Excerpts from a dataset:

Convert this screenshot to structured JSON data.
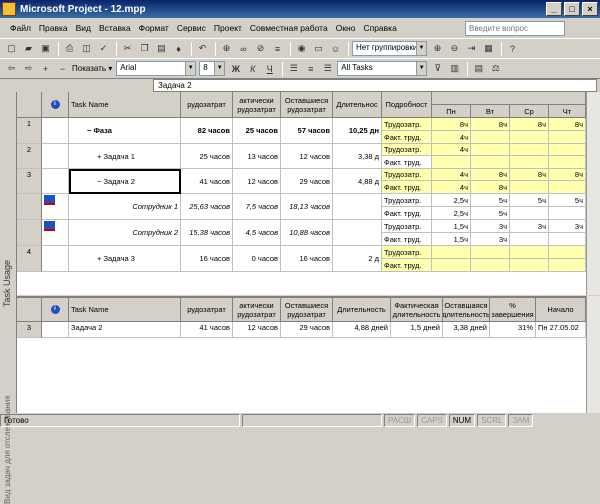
{
  "window": {
    "title": "Microsoft Project - 12.mpp",
    "min": "_",
    "max": "□",
    "close": "×"
  },
  "menu": [
    "Файл",
    "Правка",
    "Вид",
    "Вставка",
    "Формат",
    "Сервис",
    "Проект",
    "Совместная работа",
    "Окно",
    "Справка"
  ],
  "ask_placeholder": "Введите вопрос",
  "toolbar": {
    "grouping": "Нет группировки",
    "show": "Показать",
    "font": "Arial",
    "size": "8",
    "bold": "Ж",
    "italic": "К",
    "underline": "Ч",
    "filter": "All Tasks"
  },
  "entry": "Задача 2",
  "view_label": "Task Usage",
  "lower_view_label": "Вид задач для отслеживания",
  "upper": {
    "headers": [
      "Task Name",
      "Трудозатраты",
      "Фактические трудозатраты",
      "Оставшиеся трудозатраты",
      "Длительность",
      "Подробности"
    ],
    "headers_short": [
      "Task Name",
      "рудозатрат",
      "актически рудозатрат",
      "Оставшиеся рудозатрат",
      "Длительнос",
      "Подробност"
    ],
    "days": [
      "Пн",
      "Вт",
      "Ср",
      "Чт"
    ],
    "rows": [
      {
        "id": "1",
        "name": "− Фаза",
        "work": "82 часов",
        "act": "25 часов",
        "rem": "57 часов",
        "dur": "10,25 дн",
        "bold": true,
        "det": [
          [
            "Трудозатр.",
            "8ч",
            "8ч",
            "8ч",
            "8ч"
          ],
          [
            "Факт. труд.",
            "4ч",
            "",
            "",
            ""
          ]
        ]
      },
      {
        "id": "2",
        "name": "+ Задача 1",
        "work": "25 часов",
        "act": "13 часов",
        "rem": "12 часов",
        "dur": "3,38 д",
        "det": [
          [
            "Трудозатр.",
            "4ч",
            "",
            "",
            ""
          ],
          [
            "Факт. труд.",
            "",
            "",
            "",
            ""
          ]
        ]
      },
      {
        "id": "3",
        "name": "− Задача 2",
        "work": "41 часов",
        "act": "12 часов",
        "rem": "29 часов",
        "dur": "4,88 д",
        "det": [
          [
            "Трудозатр.",
            "4ч",
            "8ч",
            "8ч",
            "8ч"
          ],
          [
            "Факт. труд.",
            "4ч",
            "8ч",
            "",
            ""
          ]
        ]
      },
      {
        "id": "",
        "name": "Сотрудник 1",
        "work": "25,63 часов",
        "act": "7,5 часов",
        "rem": "18,13 часов",
        "dur": "",
        "det": [
          [
            "Трудозатр.",
            "2,5ч",
            "5ч",
            "5ч",
            "5ч"
          ],
          [
            "Факт. труд.",
            "2,5ч",
            "5ч",
            "",
            ""
          ]
        ]
      },
      {
        "id": "",
        "name": "Сотрудник 2",
        "work": "15,38 часов",
        "act": "4,5 часов",
        "rem": "10,88 часов",
        "dur": "",
        "det": [
          [
            "Трудозатр.",
            "1,5ч",
            "3ч",
            "3ч",
            "3ч"
          ],
          [
            "Факт. труд.",
            "1,5ч",
            "3ч",
            "",
            ""
          ]
        ]
      },
      {
        "id": "4",
        "name": "+ Задача 3",
        "work": "16 часов",
        "act": "0 часов",
        "rem": "16 часов",
        "dur": "2 д",
        "det": [
          [
            "Трудозатр.",
            "",
            "",
            "",
            ""
          ],
          [
            "Факт. труд.",
            "",
            "",
            "",
            ""
          ]
        ]
      }
    ]
  },
  "lower": {
    "headers": [
      "Task Name",
      "Трудозатраты",
      "Фактические трудозатраты",
      "Оставшиеся трудозатраты",
      "Длительность",
      "Фактическая длительность",
      "Оставшаяся длительность",
      "% завершения",
      "Начало"
    ],
    "headers_short": [
      "Task Name",
      "рудозатрат",
      "актически рудозатрат",
      "Оставшиеся рудозатрат",
      "Длительность",
      "Фактическая длительность",
      "Оставшаяся длительность",
      "% завершения",
      "Начало"
    ],
    "row": {
      "id": "3",
      "name": "Задача 2",
      "work": "41 часов",
      "act": "12 часов",
      "rem": "29 часов",
      "dur": "4,88 дней",
      "actdur": "1,5 дней",
      "remdur": "3,38 дней",
      "pct": "31%",
      "start": "Пн 27.05.02"
    }
  },
  "status": {
    "ready": "Готово",
    "items": [
      "РАСШ",
      "CAPS",
      "NUM",
      "SCRL",
      "ЗАМ"
    ]
  }
}
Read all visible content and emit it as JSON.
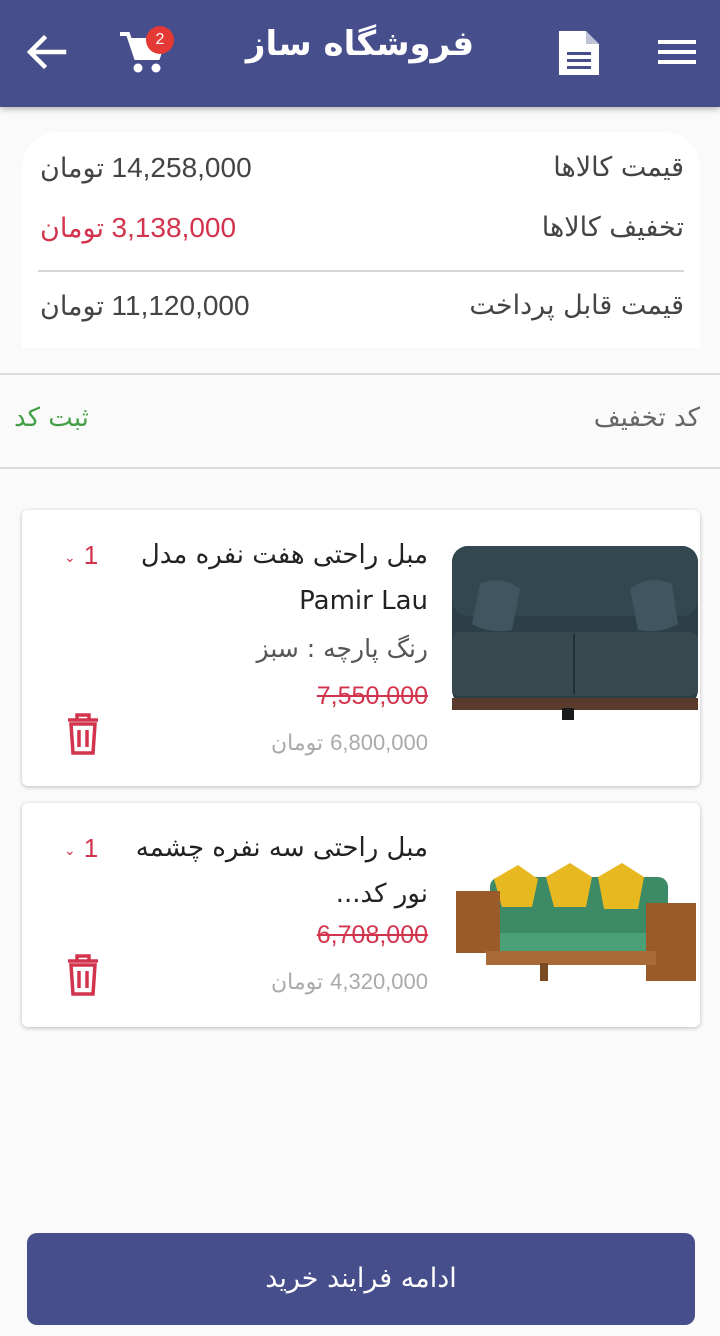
{
  "app": {
    "title": "فروشگاه ساز",
    "cart_count": "2"
  },
  "summary": {
    "items_price_label": "قیمت کالاها",
    "items_price_value": "14,258,000",
    "items_discount_label": "تخفیف کالاها",
    "items_discount_value": "3,138,000",
    "payable_label": "قیمت قابل پرداخت",
    "payable_value": "11,120,000",
    "currency": "تومان"
  },
  "discount_code": {
    "label": "کد تخفیف",
    "submit_label": "ثبت کد"
  },
  "items": [
    {
      "name": "مبل راحتی هفت نفره مدل Pamir Lau",
      "variant": "رنگ پارچه : سبز",
      "old_price": "7,550,000",
      "price": "6,800,000",
      "currency": "تومان",
      "qty": "1",
      "image": "sofa-dark-green"
    },
    {
      "name": "مبل راحتی سه نفره چشمه نور کد...",
      "old_price": "6,708,000",
      "price": "4,320,000",
      "currency": "تومان",
      "qty": "1",
      "image": "sofa-wooden-arms-yellow-cushions"
    }
  ],
  "checkout": {
    "label": "ادامه فرایند خرید"
  },
  "colors": {
    "primary": "#474e8c",
    "danger": "#d2344d",
    "success": "#43a047",
    "badge": "#e53935"
  }
}
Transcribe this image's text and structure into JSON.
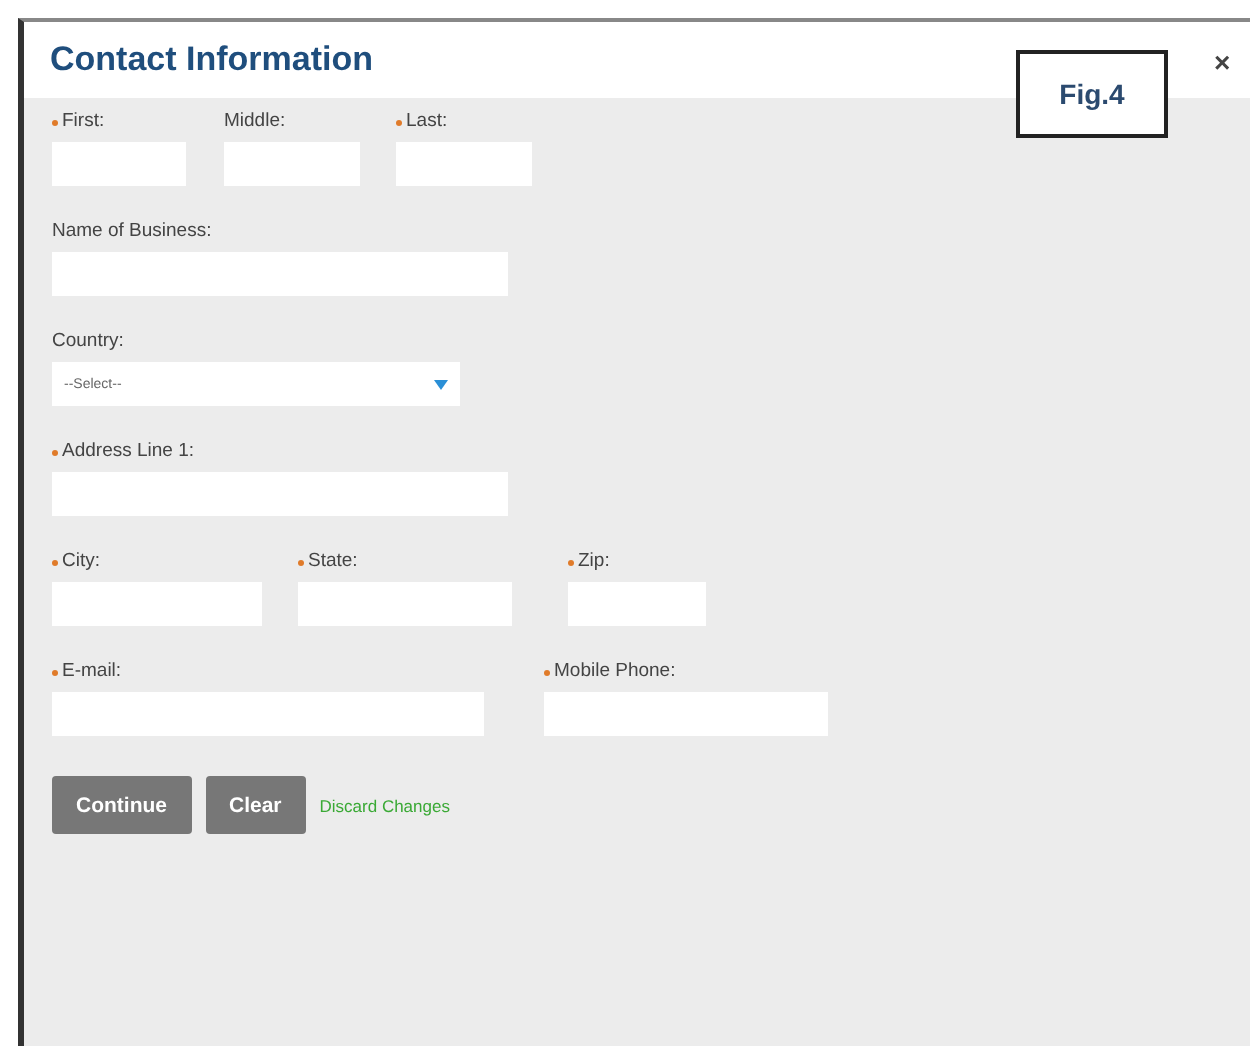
{
  "dialog": {
    "title": "Contact Information",
    "figure_label": "Fig.4",
    "close": "×"
  },
  "rows": [
    {
      "fields": [
        {
          "label": "First:",
          "required": true,
          "kind": "text"
        },
        {
          "label": "Middle:",
          "required": false,
          "kind": "text"
        },
        {
          "label": "Last:",
          "required": true,
          "kind": "text"
        }
      ]
    },
    {
      "fields": [
        {
          "label": "Name of Business:",
          "required": false,
          "kind": "text"
        }
      ]
    },
    {
      "fields": [
        {
          "label": "Country:",
          "required": false,
          "kind": "select",
          "value": "--Select--"
        }
      ]
    },
    {
      "fields": [
        {
          "label": "Address Line 1:",
          "required": true,
          "kind": "text"
        }
      ]
    },
    {
      "fields": [
        {
          "label": "City:",
          "required": true,
          "kind": "text"
        },
        {
          "label": "State:",
          "required": true,
          "kind": "text"
        },
        {
          "label": "Zip:",
          "required": true,
          "kind": "text"
        }
      ]
    },
    {
      "fields": [
        {
          "label": "E-mail:",
          "required": true,
          "kind": "text"
        },
        {
          "label": "Mobile Phone:",
          "required": true,
          "kind": "text"
        }
      ]
    }
  ],
  "actions": {
    "buttons": [
      "Continue",
      "Clear"
    ],
    "link": "Discard Changes"
  }
}
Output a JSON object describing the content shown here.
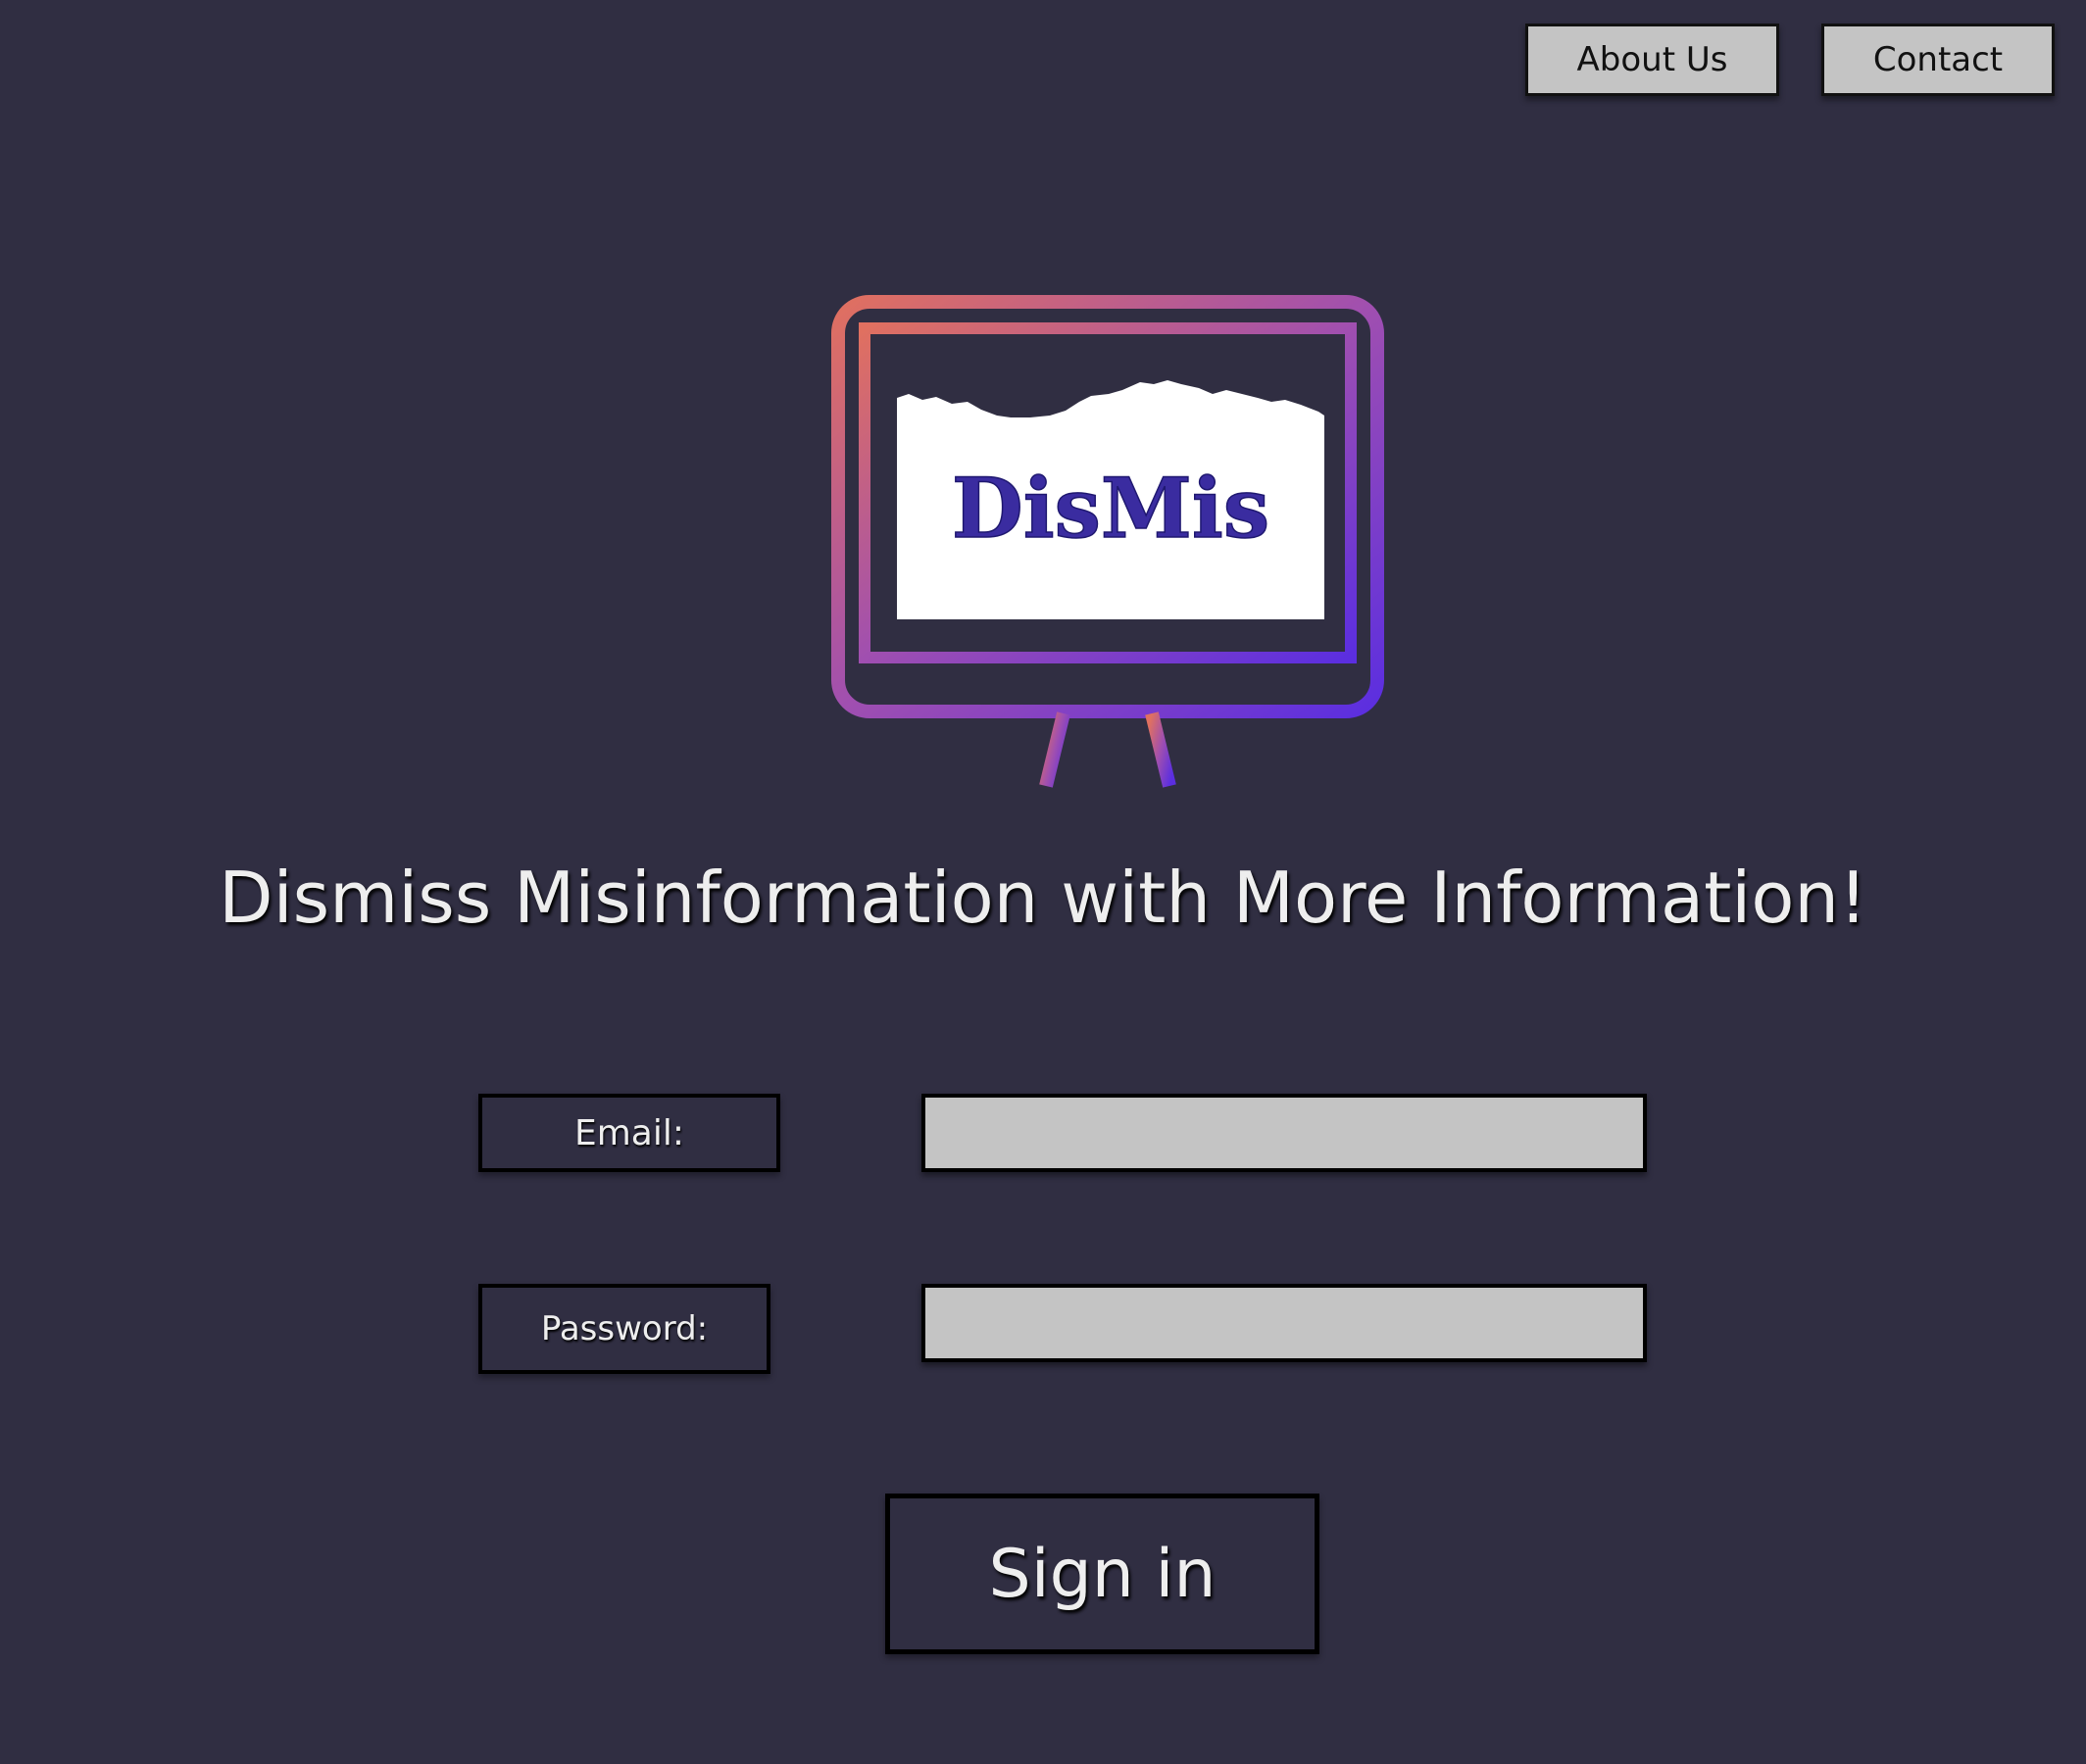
{
  "header": {
    "about_label": "About Us",
    "contact_label": "Contact"
  },
  "logo": {
    "wordmark": "DisMis"
  },
  "tagline": "Dismiss Misinformation with More Information!",
  "form": {
    "email_label": "Email:",
    "email_value": "",
    "password_label": "Password:",
    "password_value": "",
    "signin_label": "Sign in"
  },
  "colors": {
    "background": "#302e42",
    "button_gray": "#c4c4c4",
    "logo_gradient_start": "#e07060",
    "logo_gradient_end": "#5b2ee0",
    "wordmark": "#3a2ca0"
  }
}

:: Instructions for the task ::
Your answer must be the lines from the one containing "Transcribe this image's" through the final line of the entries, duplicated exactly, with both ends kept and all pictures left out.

:: Expected answer ::
Transcribe this image's text and structure into JSON.
{
  "dialog": {
    "title": "Contact Information",
    "figure_label": "Fig.4",
    "close": "×"
  },
  "rows": [
    {
      "fields": [
        {
          "label": "First:",
          "required": true,
          "kind": "text"
        },
        {
          "label": "Middle:",
          "required": false,
          "kind": "text"
        },
        {
          "label": "Last:",
          "required": true,
          "kind": "text"
        }
      ]
    },
    {
      "fields": [
        {
          "label": "Name of Business:",
          "required": false,
          "kind": "text"
        }
      ]
    },
    {
      "fields": [
        {
          "label": "Country:",
          "required": false,
          "kind": "select",
          "value": "--Select--"
        }
      ]
    },
    {
      "fields": [
        {
          "label": "Address Line 1:",
          "required": true,
          "kind": "text"
        }
      ]
    },
    {
      "fields": [
        {
          "label": "City:",
          "required": true,
          "kind": "text"
        },
        {
          "label": "State:",
          "required": true,
          "kind": "text"
        },
        {
          "label": "Zip:",
          "required": true,
          "kind": "text"
        }
      ]
    },
    {
      "fields": [
        {
          "label": "E-mail:",
          "required": true,
          "kind": "text"
        },
        {
          "label": "Mobile Phone:",
          "required": true,
          "kind": "text"
        }
      ]
    }
  ],
  "actions": {
    "buttons": [
      "Continue",
      "Clear"
    ],
    "link": "Discard Changes"
  }
}
Output a JSON object describing the content shown here.
{
  "header": {
    "about_label": "About Us",
    "contact_label": "Contact"
  },
  "logo": {
    "wordmark": "DisMis"
  },
  "tagline": "Dismiss Misinformation with More Information!",
  "form": {
    "email_label": "Email:",
    "email_value": "",
    "password_label": "Password:",
    "password_value": "",
    "signin_label": "Sign in"
  },
  "colors": {
    "background": "#302e42",
    "button_gray": "#c4c4c4",
    "logo_gradient_start": "#e07060",
    "logo_gradient_end": "#5b2ee0",
    "wordmark": "#3a2ca0"
  }
}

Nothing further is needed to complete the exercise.